Anabolic steroids are sometimes used by body-builders, athletes and sports fanatics to help their muscles grow. But did you know they can stunt your growth and shrink your testicles? And that's just for starters.
What is it?
Anabolic steroids are a group of hormones found naturally in our bodies. They are involved in growth, physical development and the function of the reproductive organs.
The drugs are manmade versions of the same or similar hormones. They come as pills or capsules. They are usually taken by mouth, but can be injected. Their medical use is limited to boosting red blood cell numbers in anaemic patients.
Bodybuilders, sports fanatics and athletes use them to increase the rate and amount of muscle growth.
Anabolic steroids aren't the same as the steroids used to treat eczema and asthma - these are corticosteroids.
How does it make you feel?
Taking anabolic steroids, training hard and eating a high protein diet is likely to build your body weight up and increase the size of your muscles.

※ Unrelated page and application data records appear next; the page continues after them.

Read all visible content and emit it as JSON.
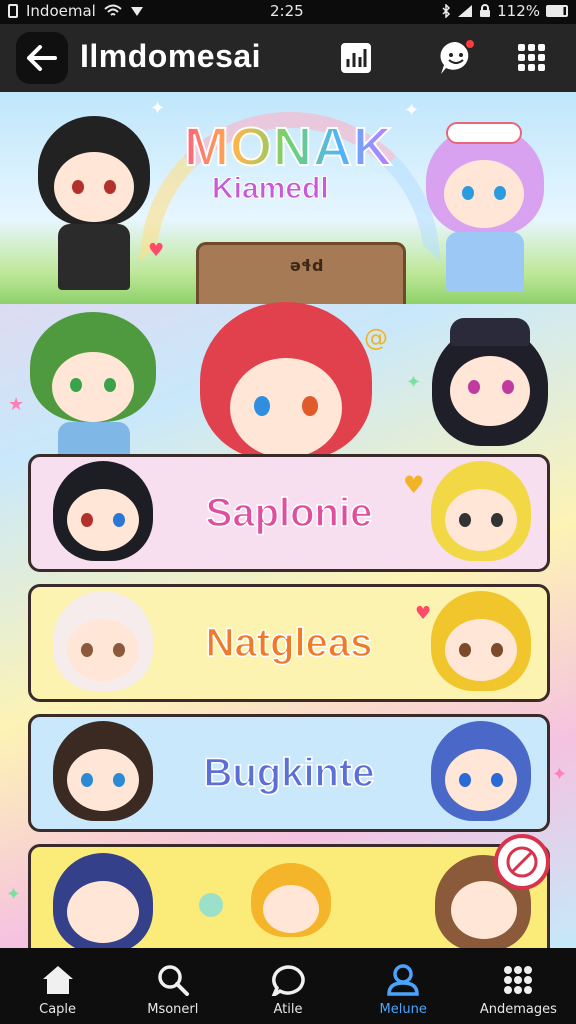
{
  "status_bar": {
    "carrier": "Indoemal",
    "time": "2:25",
    "battery": "112%"
  },
  "app_bar": {
    "title": "Ilmdomesai"
  },
  "banner": {
    "title": "MONAK",
    "subtitle": "Kiamedl",
    "board_text": "əɬd"
  },
  "list": {
    "items": [
      {
        "label": "Saplonie",
        "bg": "#f7dff0",
        "color": "#e04ea0"
      },
      {
        "label": "Natgleas",
        "bg": "#fdf3b0",
        "color": "#f07a2a"
      },
      {
        "label": "Bugkinte",
        "bg": "#c9e8fb",
        "color": "#5b6fd6"
      }
    ]
  },
  "bottom_nav": {
    "items": [
      {
        "label": "Caple",
        "icon": "home-icon"
      },
      {
        "label": "Msonerl",
        "icon": "search-icon"
      },
      {
        "label": "Atile",
        "icon": "chat-bubble-icon"
      },
      {
        "label": "Melune",
        "icon": "profile-icon",
        "active": true
      },
      {
        "label": "Andemages",
        "icon": "apps-grid-icon"
      }
    ]
  },
  "colors": {
    "accent": "#4aa4ff",
    "app_bar": "#262626",
    "notification_dot": "#ff3b3b"
  }
}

Some people say they feel more aggressive and competitive as well.
Occasionally people get 'roid rage' where they are violent and sexually abusive. No-one knows if this is down to the drugs or the people though.
What are the health effects?
Anabolics can stunt your growth if you are young. Heavy, regular use could shrink your testicles, raise your blood pressure and damage your liver, kidneys and heart. Girls can end up with more body hair, smaller breasts and a deeper voice. Like many other substances, they are also addictive.
Anabolic steroids are prescription only drugs. Possessing them for personal use is not illegal. But, counterfeit steroids that are quite readily available over the internet are Class C drugs. The maximum sentence for possession for supplying anabolic steroids is 14 years in prison and/or an unlimited fine. Drug testing has outlawed the use of steroids in sport.
BBC Advice factfiles are here to help young people with a broad range of issues. They're based on advice from medical professionals, government bodies, charities and other relevant groups. Follow the links for more advice from these organisations.